Photo reprints | Article reprints

© 2017 Tampa Bay Times


Join the discussion: Click to view comments, add yours

  1. Gov. Scott in Washington as health care debate intensifies


    Gov. Rick Scott on Tuesday began a daylong series of meetings in Washington on health care, saying he wants to ensure Florida gets its share of Medicaid funding while praising parts of the Senate GOP’s Obamacare replacement.

  2. U.S. Rep. Charlie Crist and estranged wife Carole put Beach Drive condo on the market

    Real Estate

    ST. PETERSBURG — U.S. Rep. Charlie Crist and his estranged wife, Carole, have put their Beach Drive condo on the market for $1.5 million.

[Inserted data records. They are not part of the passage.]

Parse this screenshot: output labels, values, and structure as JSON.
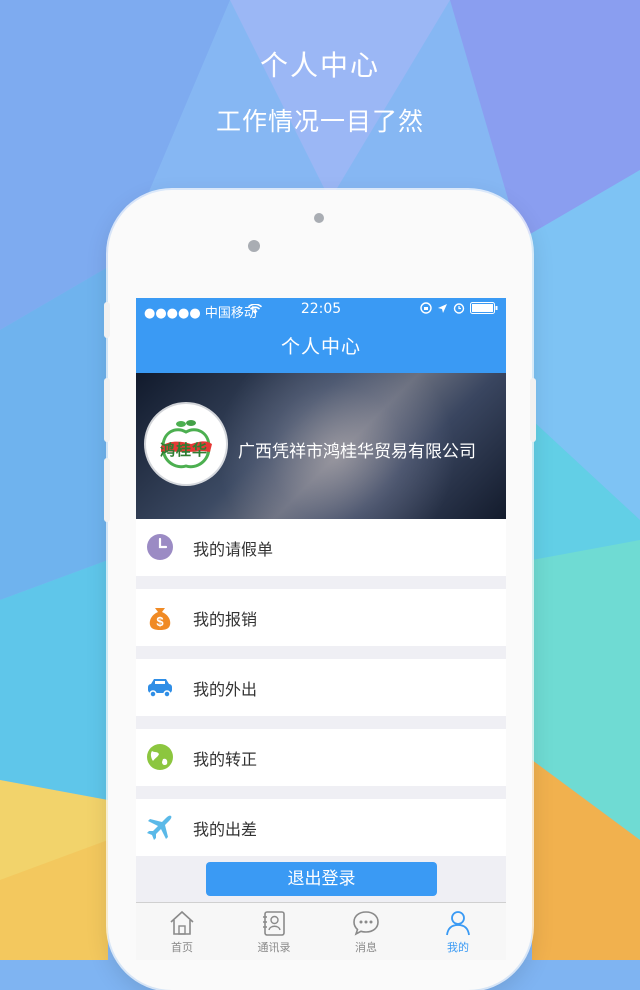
{
  "promo": {
    "title": "个人中心",
    "subtitle": "工作情况一目了然"
  },
  "status_bar": {
    "carrier": "●●●●● 中国移动",
    "time": "22:05"
  },
  "nav": {
    "title": "个人中心"
  },
  "profile": {
    "logo_text": "鸿桂华",
    "company_name": "广西凭祥市鸿桂华贸易有限公司"
  },
  "menu": [
    {
      "label": "我的请假单",
      "icon": "clock-icon",
      "color": "#9b8bc4"
    },
    {
      "label": "我的报销",
      "icon": "money-bag-icon",
      "color": "#f08a24"
    },
    {
      "label": "我的外出",
      "icon": "car-icon",
      "color": "#2f8ee6"
    },
    {
      "label": "我的转正",
      "icon": "globe-icon",
      "color": "#8cc63f"
    },
    {
      "label": "我的出差",
      "icon": "airplane-icon",
      "color": "#5ab9e8"
    }
  ],
  "logout_label": "退出登录",
  "tabs": [
    {
      "label": "首页",
      "icon": "home-icon",
      "active": false
    },
    {
      "label": "通讯录",
      "icon": "contacts-icon",
      "active": false
    },
    {
      "label": "消息",
      "icon": "chat-icon",
      "active": false
    },
    {
      "label": "我的",
      "icon": "user-icon",
      "active": true
    }
  ],
  "colors": {
    "accent": "#3a9af4",
    "background": "#efeff4"
  }
}
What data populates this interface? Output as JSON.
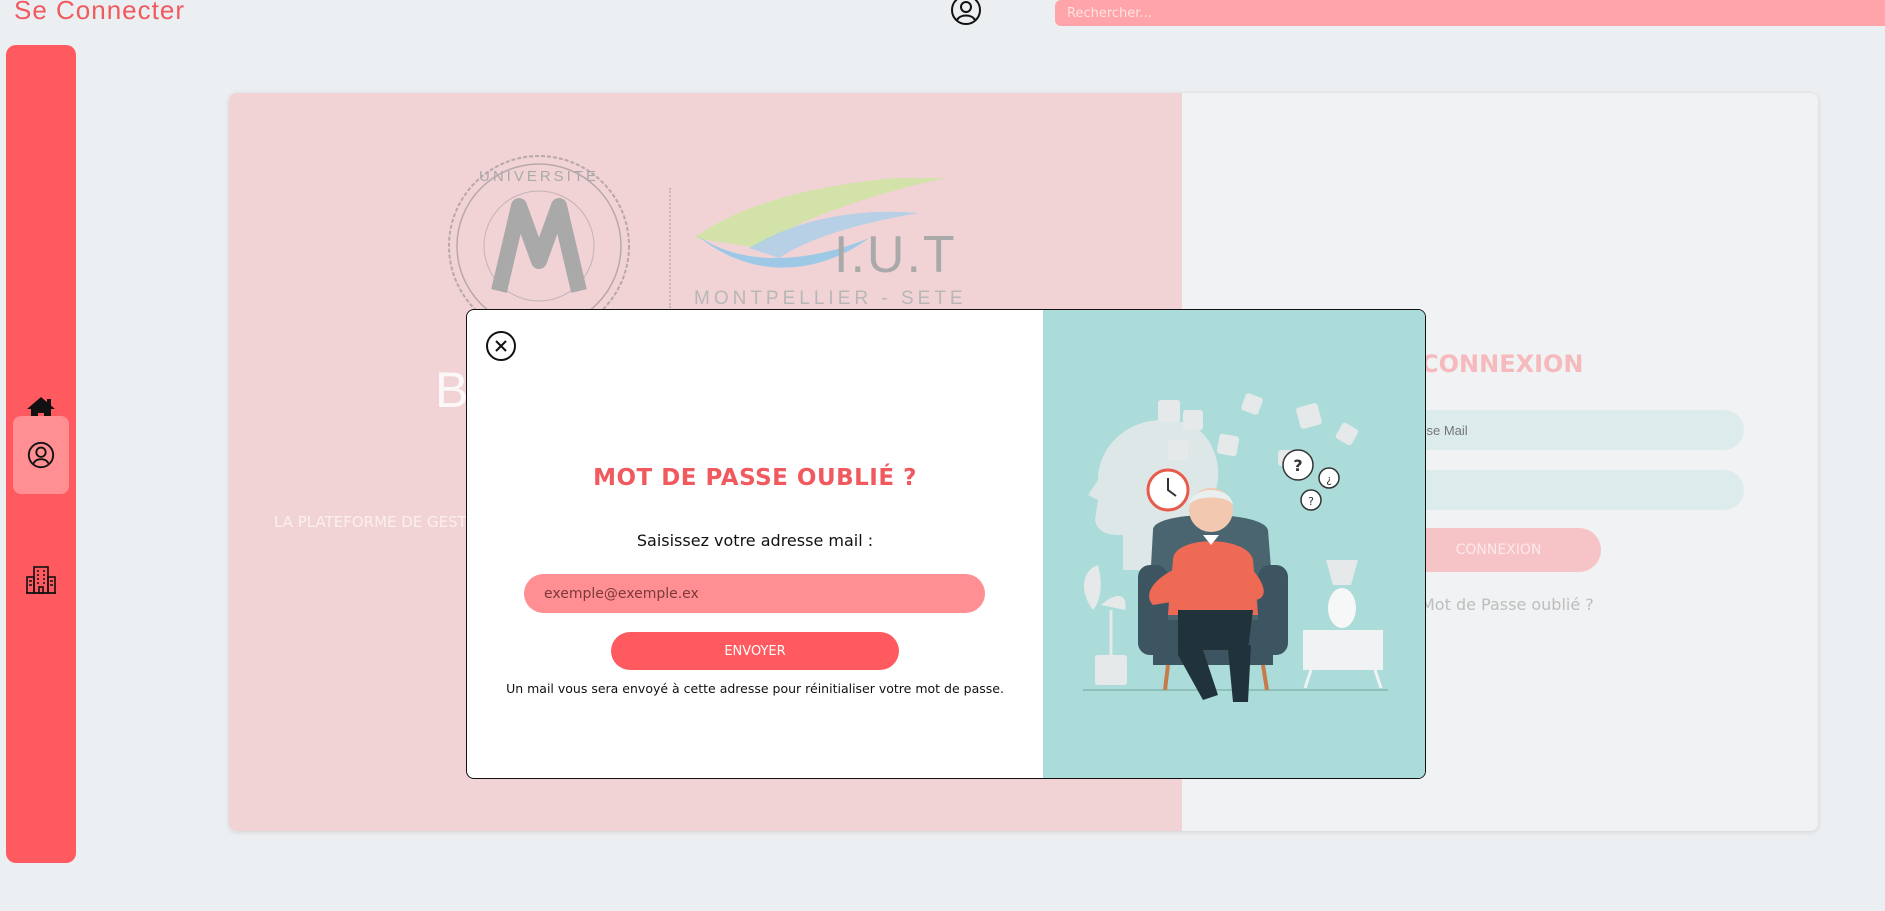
{
  "header": {
    "brand": "Se Connecter",
    "user_icon": "user-circle-icon",
    "search_placeholder": "Rechercher..."
  },
  "sidebar": {
    "items": [
      {
        "icon": "home-icon",
        "active": false
      },
      {
        "icon": "user-circle-icon",
        "active": true
      },
      {
        "icon": "building-icon",
        "active": false
      }
    ]
  },
  "background": {
    "logo_um_text": "UNIVERSITE MONTPELLIER",
    "logo_iut_text": "I.U.T",
    "logo_iut_subtitle": "MONTPELLIER - SETE",
    "big_letter": "B",
    "tagline": "LA PLATEFORME DE GEST",
    "login": {
      "title": "CONNEXION",
      "email_placeholder": "sse Mail",
      "password_placeholder": "",
      "submit_label": "CONNEXION",
      "forgot_link": "Mot de Passe oublié ?"
    }
  },
  "modal": {
    "title": "MOT DE PASSE OUBLIÉ ?",
    "label": "Saisissez votre adresse mail :",
    "email_placeholder": "exemple@exemple.ex",
    "send_label": "ENVOYER",
    "note": "Un mail vous sera envoyé à cette adresse pour réinitialiser votre mot de passe.",
    "illustration": "confused-elderly-man-illustration"
  },
  "colors": {
    "accent": "#ff5a5f",
    "accent_light": "#ff8f93",
    "illustration_bg": "#abdcd9"
  }
}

    U.S. Rep. Charlie Crist and his estranged wife, Carole, have put their Beach Drive condo in Parkshore Plaza on the market for $1.5 million. {Courtesy of Amy Lamb/Native House Photography]
  3. St. Petersburg showdown: Kriseman faces Baker for first time tonight at the Rev. Louis Murphy Sr.'s church

    Local Government

    ST. PETERSBURG — The mayor's race has been making headlines for nearly two months as Mayor Rick Kriseman and former Mayor Rick Baker have been making speeches, pressing the flesh at fundraisers and gathering their ground forces for an election battle that has already broken fundraising records.

    Former Mayor Rick Baker, left, is challenging incumbent Mayor Rick Kriseman, right, to become St. Petersburg mayor.
  4. Tampa moves to pause permits for 5G wireless equipment to assess impact of new Florida law


    To business groups, the bill that Gov. Rick Scott signed Friday will clear the way for superfast 5G wireless communications and give Florida an edge in attracting high-tech companies.

    Tampa Mayor Bob Buckhorn and other local officials have worried that a new state law aimed at facilitating the installation of 5G wireless technology could clutter scenic corridors like Tampa's Riverwalk.
  5. Trump takes another swipe at CNN after resignations over retracted Russia story


    NEW YORK — President Donald Trump used the resignations of three CNN journalists involved in a retracted Russia-related story to resume his attack on the network's credibility Tuesday.

    Anthony Scaramucci, a senior adviser to President-elect Donald Trump, talks to reporters in the lobby of Trump Tower in New York. [Associated Press]